**Directions**
Report only how many lines in the material contain "username".

**Data excerpts**
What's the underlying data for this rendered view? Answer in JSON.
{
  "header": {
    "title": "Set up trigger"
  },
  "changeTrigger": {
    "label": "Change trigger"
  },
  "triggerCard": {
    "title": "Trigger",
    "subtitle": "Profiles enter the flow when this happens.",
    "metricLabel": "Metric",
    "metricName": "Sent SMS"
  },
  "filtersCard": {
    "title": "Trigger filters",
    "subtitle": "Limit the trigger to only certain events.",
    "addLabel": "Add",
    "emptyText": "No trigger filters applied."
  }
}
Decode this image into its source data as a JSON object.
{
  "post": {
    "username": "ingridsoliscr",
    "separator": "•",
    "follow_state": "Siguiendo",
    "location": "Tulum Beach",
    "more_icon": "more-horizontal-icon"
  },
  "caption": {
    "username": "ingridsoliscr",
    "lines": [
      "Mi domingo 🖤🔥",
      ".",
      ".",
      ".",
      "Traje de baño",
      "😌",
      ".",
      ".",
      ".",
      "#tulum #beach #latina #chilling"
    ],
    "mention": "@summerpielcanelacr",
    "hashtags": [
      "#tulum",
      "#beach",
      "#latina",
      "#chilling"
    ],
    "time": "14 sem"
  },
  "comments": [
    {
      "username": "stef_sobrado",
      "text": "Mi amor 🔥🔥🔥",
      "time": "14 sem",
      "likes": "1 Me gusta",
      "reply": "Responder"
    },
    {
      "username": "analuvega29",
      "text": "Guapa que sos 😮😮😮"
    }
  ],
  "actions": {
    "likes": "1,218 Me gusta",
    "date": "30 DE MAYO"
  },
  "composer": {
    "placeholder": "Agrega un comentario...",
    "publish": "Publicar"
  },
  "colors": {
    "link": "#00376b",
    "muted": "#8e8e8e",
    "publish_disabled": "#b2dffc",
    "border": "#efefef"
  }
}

**Result**
4